I'm finally getting to read all of those books that I bought during my writing seminars (with such good intentions) during the last year of my MFA program. They're threatening to make my nightstand buckle under their weight, so it's about time I start reading them. My YA novel professor, Chris Crowe, suggested I read Witness when I was working on a YA novel with multiple protagonists. Witness is an interesting book. It could be the love child of Edgar Lee Masters's Spoon River Anthology and Carol Lynch Williams's Glimpse. When the Ku Klux Klan came to a small town in Vermont in 1924, the whole town felt its presence, and Witness tries to show how each of the 20 or so characters either played a role or was affected by the Klan. It's written in what looks like verse (it reminds me a lot of Glimpse), and through the 150 or so "witnesses" we gain a picture of what happens over the course of about six months in the town.

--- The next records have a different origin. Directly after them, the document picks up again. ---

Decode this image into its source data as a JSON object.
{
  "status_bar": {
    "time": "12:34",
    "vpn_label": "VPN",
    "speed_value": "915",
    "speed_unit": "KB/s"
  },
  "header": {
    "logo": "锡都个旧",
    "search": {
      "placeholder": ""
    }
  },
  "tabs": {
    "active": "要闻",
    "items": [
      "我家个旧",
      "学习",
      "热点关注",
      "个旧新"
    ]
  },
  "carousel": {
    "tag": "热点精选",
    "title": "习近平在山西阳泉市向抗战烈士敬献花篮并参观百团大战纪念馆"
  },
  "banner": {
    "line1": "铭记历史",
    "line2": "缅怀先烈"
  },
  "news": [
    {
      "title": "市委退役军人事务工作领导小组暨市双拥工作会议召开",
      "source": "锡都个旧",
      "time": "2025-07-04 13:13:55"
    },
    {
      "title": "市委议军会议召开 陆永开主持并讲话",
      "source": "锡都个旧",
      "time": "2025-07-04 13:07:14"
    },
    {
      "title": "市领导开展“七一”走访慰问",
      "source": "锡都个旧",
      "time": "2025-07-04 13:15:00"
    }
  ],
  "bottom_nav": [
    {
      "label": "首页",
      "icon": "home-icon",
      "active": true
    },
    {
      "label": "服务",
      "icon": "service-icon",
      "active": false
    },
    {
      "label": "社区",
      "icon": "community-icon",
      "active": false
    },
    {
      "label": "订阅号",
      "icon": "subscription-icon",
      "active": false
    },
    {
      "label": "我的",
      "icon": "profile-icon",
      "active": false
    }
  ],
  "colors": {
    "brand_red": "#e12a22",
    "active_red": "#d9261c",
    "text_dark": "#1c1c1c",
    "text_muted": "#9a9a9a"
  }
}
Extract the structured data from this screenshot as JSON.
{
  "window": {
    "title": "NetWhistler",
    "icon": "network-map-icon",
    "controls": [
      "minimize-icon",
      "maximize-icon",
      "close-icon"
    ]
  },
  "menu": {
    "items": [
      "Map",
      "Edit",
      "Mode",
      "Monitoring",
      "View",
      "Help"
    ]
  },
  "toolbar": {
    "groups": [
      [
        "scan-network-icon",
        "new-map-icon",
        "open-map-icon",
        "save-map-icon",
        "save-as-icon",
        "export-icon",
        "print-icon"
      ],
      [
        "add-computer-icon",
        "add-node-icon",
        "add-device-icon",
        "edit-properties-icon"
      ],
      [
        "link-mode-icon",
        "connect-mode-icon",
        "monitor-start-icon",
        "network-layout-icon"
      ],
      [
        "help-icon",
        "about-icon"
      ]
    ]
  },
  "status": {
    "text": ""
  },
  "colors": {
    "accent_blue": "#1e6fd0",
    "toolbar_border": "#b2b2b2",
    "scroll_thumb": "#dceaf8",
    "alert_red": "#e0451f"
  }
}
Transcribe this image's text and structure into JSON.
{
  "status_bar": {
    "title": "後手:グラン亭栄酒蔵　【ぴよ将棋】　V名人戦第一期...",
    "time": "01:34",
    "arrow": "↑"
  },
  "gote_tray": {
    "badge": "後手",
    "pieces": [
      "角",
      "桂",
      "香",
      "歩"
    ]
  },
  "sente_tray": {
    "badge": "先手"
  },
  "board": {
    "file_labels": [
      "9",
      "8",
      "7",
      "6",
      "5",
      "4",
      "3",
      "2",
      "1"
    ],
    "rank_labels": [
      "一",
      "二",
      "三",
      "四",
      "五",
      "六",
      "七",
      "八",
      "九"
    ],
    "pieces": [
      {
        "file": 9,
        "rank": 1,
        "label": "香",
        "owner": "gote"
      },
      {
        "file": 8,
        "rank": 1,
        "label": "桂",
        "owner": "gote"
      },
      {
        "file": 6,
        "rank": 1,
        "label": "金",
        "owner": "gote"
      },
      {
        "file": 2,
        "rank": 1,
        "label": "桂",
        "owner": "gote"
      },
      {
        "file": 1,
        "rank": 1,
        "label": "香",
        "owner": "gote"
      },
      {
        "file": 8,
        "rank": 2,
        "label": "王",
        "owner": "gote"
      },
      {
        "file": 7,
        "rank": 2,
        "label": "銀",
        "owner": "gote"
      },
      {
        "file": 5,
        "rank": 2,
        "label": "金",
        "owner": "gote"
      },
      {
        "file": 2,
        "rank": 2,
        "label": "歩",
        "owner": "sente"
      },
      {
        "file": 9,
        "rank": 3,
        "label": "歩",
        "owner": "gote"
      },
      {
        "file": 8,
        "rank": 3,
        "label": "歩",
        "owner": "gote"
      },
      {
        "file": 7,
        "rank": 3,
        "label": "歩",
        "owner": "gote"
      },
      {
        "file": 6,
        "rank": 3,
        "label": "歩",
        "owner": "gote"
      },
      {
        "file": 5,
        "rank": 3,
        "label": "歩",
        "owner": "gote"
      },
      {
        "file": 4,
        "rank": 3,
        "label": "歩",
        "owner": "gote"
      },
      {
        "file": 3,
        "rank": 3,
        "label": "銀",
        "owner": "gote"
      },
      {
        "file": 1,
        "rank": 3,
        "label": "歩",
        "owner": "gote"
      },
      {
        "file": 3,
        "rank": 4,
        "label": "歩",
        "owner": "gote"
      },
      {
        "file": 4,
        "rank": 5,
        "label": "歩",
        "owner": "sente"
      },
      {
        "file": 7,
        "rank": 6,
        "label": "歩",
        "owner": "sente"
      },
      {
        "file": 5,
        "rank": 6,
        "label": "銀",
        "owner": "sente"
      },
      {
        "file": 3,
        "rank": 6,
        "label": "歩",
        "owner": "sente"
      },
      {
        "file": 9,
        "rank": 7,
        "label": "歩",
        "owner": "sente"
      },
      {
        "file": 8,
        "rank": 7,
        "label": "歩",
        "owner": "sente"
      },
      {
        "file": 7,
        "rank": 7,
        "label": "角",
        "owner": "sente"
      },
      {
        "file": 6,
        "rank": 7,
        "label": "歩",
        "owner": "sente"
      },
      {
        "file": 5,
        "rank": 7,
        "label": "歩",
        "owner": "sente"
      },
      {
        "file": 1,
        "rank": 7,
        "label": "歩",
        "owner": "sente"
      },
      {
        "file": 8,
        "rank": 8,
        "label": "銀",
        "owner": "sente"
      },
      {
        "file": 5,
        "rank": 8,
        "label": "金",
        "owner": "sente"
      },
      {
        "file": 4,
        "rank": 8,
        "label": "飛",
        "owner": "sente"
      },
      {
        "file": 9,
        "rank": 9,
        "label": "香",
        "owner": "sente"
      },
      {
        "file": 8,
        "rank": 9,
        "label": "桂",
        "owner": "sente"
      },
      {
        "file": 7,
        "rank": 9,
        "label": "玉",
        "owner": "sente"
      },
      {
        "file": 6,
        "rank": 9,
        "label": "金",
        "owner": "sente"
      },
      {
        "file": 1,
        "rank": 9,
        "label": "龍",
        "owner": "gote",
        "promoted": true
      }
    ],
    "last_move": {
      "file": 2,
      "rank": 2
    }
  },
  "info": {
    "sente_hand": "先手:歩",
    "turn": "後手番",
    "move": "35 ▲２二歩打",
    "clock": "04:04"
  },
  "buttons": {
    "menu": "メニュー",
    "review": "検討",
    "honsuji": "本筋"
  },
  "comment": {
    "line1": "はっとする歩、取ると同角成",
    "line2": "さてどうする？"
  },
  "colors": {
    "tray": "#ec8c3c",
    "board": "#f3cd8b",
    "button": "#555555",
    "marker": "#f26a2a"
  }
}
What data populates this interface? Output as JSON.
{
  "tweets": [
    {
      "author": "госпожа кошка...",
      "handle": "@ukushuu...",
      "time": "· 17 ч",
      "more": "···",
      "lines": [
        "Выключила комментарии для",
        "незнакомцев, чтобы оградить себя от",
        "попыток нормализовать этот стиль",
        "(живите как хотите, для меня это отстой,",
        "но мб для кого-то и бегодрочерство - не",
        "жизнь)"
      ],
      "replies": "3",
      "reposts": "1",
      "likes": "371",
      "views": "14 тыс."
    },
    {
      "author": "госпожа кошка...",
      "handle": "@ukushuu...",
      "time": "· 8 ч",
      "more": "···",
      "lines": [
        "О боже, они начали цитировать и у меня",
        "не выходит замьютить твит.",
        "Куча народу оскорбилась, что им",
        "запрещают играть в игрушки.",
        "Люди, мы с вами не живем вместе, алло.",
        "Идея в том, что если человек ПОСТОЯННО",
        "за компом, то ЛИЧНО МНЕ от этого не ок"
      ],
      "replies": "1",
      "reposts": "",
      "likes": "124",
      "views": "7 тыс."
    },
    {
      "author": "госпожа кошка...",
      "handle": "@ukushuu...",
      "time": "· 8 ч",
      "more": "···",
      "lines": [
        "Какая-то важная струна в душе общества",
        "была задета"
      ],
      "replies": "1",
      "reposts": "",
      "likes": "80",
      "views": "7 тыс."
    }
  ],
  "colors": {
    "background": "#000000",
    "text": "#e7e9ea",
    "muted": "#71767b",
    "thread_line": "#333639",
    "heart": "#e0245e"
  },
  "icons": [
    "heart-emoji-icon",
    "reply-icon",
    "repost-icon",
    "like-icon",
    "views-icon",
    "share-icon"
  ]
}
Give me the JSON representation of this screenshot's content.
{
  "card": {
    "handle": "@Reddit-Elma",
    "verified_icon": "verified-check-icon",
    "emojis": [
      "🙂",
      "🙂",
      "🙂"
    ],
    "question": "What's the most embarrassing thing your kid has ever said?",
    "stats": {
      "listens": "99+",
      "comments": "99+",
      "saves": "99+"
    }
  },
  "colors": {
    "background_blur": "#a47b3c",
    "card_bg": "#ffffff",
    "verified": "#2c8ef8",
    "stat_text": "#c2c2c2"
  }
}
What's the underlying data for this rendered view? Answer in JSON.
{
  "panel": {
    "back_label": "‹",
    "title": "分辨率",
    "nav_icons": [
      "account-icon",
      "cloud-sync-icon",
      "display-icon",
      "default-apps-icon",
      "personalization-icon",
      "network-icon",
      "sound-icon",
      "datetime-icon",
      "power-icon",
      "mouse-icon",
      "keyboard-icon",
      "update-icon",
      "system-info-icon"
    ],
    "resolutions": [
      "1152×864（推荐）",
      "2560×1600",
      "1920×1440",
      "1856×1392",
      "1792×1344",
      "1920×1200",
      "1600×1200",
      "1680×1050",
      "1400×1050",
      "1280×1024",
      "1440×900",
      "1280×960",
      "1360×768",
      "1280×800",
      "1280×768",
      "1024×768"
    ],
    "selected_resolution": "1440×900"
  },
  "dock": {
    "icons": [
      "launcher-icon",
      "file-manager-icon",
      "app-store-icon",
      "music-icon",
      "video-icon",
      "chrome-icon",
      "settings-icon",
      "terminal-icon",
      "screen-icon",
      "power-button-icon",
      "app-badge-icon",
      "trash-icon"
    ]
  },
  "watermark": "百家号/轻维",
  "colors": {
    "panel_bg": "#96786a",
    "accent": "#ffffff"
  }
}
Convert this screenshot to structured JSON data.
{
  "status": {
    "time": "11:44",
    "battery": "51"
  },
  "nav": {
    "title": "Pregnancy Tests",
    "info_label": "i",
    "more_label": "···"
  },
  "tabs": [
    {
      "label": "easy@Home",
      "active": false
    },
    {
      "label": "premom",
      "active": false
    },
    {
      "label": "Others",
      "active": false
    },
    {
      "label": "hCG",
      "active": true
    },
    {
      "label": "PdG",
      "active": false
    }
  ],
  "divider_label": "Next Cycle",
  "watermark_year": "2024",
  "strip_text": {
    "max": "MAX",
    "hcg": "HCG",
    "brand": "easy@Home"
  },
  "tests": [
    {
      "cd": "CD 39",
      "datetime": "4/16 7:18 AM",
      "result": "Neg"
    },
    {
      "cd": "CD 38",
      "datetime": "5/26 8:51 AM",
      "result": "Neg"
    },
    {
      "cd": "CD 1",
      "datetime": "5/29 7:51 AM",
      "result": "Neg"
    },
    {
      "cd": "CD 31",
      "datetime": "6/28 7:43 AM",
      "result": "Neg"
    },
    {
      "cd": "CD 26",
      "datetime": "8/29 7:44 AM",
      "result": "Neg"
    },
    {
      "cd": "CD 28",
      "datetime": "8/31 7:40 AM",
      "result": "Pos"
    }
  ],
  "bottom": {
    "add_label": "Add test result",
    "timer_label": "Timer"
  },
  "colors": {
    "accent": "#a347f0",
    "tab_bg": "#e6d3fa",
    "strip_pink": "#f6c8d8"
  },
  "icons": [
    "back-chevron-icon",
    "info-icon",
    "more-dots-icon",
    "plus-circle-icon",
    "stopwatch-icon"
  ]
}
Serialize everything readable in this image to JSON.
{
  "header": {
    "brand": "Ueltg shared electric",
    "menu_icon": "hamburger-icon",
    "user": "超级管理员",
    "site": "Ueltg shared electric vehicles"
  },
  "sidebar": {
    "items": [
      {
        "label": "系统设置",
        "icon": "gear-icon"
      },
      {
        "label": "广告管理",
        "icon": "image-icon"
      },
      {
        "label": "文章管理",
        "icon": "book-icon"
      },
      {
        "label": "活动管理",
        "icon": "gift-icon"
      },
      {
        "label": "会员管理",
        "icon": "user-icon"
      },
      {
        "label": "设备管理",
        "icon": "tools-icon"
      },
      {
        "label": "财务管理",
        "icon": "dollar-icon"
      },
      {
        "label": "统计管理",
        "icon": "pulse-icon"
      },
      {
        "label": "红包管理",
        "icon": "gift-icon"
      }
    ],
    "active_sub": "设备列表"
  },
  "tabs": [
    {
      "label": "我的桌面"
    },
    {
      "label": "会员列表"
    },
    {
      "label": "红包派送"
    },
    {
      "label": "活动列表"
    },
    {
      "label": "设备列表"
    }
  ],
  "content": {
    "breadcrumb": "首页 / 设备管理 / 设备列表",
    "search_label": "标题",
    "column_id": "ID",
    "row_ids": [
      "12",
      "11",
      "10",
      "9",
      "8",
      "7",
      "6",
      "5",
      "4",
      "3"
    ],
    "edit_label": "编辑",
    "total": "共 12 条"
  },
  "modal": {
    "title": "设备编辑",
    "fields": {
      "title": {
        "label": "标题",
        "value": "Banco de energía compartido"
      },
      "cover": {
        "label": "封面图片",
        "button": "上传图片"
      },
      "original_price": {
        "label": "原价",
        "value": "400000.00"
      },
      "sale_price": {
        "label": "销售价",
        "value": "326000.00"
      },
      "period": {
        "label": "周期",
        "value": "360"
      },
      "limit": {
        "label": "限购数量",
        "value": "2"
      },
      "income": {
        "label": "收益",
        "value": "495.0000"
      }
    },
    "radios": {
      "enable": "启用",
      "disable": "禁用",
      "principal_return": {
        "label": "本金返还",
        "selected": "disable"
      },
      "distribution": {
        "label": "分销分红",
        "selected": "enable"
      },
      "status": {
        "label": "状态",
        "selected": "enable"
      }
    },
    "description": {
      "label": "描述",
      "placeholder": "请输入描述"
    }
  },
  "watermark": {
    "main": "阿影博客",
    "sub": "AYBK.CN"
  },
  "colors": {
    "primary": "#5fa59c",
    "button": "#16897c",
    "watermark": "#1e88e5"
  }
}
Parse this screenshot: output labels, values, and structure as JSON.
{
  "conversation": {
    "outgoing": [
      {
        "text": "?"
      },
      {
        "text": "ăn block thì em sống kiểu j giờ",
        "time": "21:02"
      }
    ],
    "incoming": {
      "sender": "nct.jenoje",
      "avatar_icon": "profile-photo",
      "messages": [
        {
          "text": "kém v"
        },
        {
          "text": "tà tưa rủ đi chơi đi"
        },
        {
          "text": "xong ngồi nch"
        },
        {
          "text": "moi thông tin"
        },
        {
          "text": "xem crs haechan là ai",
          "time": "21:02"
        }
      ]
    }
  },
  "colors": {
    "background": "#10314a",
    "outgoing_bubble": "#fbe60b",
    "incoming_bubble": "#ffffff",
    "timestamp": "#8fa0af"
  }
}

On the one hand, I appreciate that Hesse is playing with form. I do think the book is very powerful, and that we get a good picture of certain characters. On the other hand, I feel that we lose some of the richness that a more fully fleshed-out narrative would give us. I think the book does what it sets out to do very effectively, but I ultimately the story wasn't as satisfying or engrossing as it would have been if it had focused on two or three characters. All in all, I enjoyed the book, but I would have liked it better if there had been more of it.